FILE - George Washington's face on Mount Rushmore.
FILE - George Washington's face on Mount Rushmore.

Monday is Presidents' Day in the U.S.

Millions of workers and school children are getting a day off for the annual holiday. Many patriotic and historical groups use the day for staging celebrations and reenactments of historical events.

It first became a federal holiday in 1879 to celebrate the February 22 birthday of George Washington, the first U.S. president.

Nearly a century later, in 1968, Congress passed a law shifting the celebration of several federal holidays from specific dates to predetermined Mondays in order to give workers three consecutive days off.

Initially, Presidents' Day only applied to the nation's capital, but in 1885 it was expanded to the rest of the country.

Retailers take advantage of the holiday - held on the third Monday in February - to have special sales.

By a quirk in the calendar, honoring George Washington on the third Monday of the month means the holiday can never fall on his actual birthday.

Although the day is still officially known as Washington's Birthday, it has evolved into Presidents' Day to celebrate both Washington's birthday and Abraham Lincoln's birthday, the 16th president whose birthday falls on February 12. Lincoln's birthday was never an official federal holiday, although many states celebrated the day.

Washington's birthday holiday originally joined only four other nationally recognized federal bank holidays - Christmas, New Year's Day, Independence Day and Thanksgiving.
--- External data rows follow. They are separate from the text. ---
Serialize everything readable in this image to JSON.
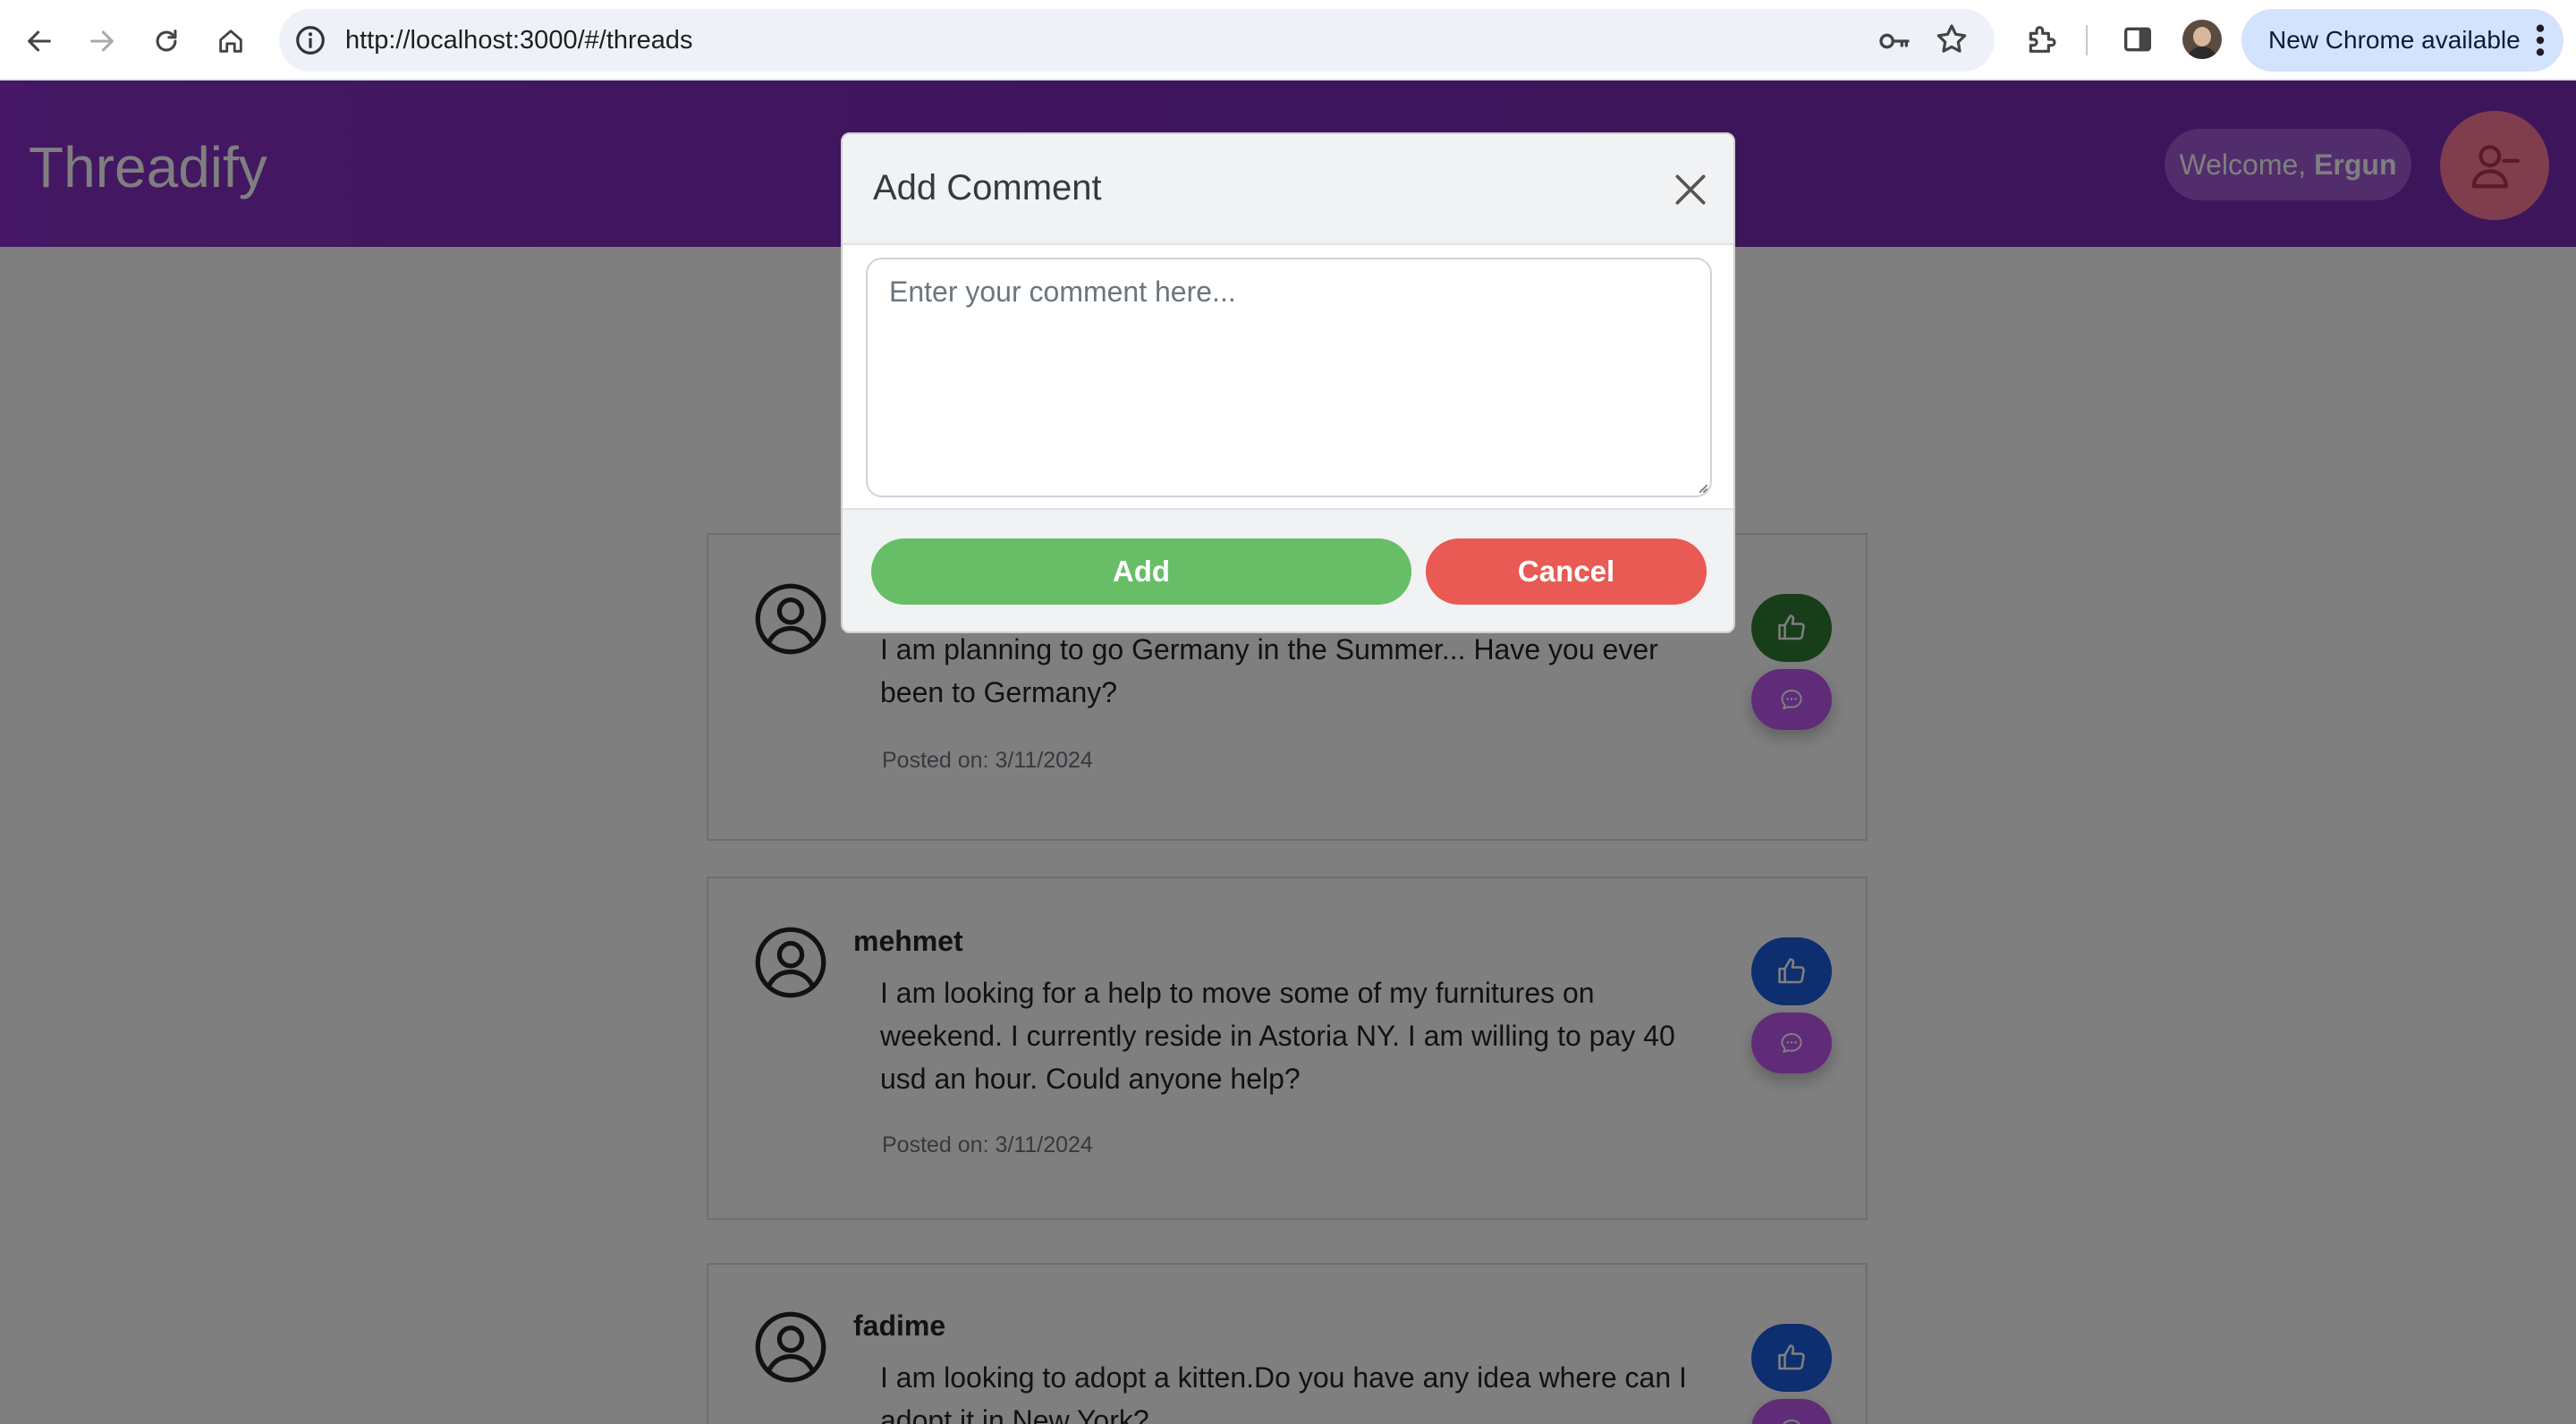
{
  "browser": {
    "url": "http://localhost:3000/#/threads",
    "update_label": "New Chrome available"
  },
  "header": {
    "brand": "Threadify",
    "welcome_prefix": "Welcome, ",
    "user_name": "Ergun"
  },
  "threads": [
    {
      "author": "",
      "text": "I am planning to go Germany in the Summer... Have you ever been to Germany?",
      "date": "Posted on: 3/11/2024",
      "liked": true
    },
    {
      "author": "mehmet",
      "text": "I am looking for a help to move some of my furnitures on weekend. I currently reside in Astoria NY. I am willing to pay 40 usd an hour. Could anyone help?",
      "date": "Posted on: 3/11/2024",
      "liked": false
    },
    {
      "author": "fadime",
      "text": "I am looking to adopt a kitten.Do you have any idea where can I adopt it in New York?",
      "date": "",
      "liked": false
    }
  ],
  "modal": {
    "title": "Add Comment",
    "placeholder": "Enter your comment here...",
    "add_label": "Add",
    "cancel_label": "Cancel"
  },
  "colors": {
    "header": "#7a2ab8",
    "like_active": "#2e7d32",
    "like_default": "#1a5fe0",
    "comment_button": "#c156f0",
    "add_button": "#67be67",
    "cancel_button": "#e95a54"
  },
  "icons": [
    "back-arrow-icon",
    "forward-arrow-icon",
    "reload-icon",
    "home-icon",
    "site-info-icon",
    "password-key-icon",
    "bookmark-star-icon",
    "extensions-icon",
    "side-panel-icon",
    "more-vert-icon",
    "user-minus-icon",
    "user-circle-icon",
    "thumbs-up-icon",
    "chat-bubble-icon",
    "close-icon"
  ]
}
It was the first holiday to celebrate the life of an individual American. Martin Luther King, Jr. Day, signed into law in 1983, was the second.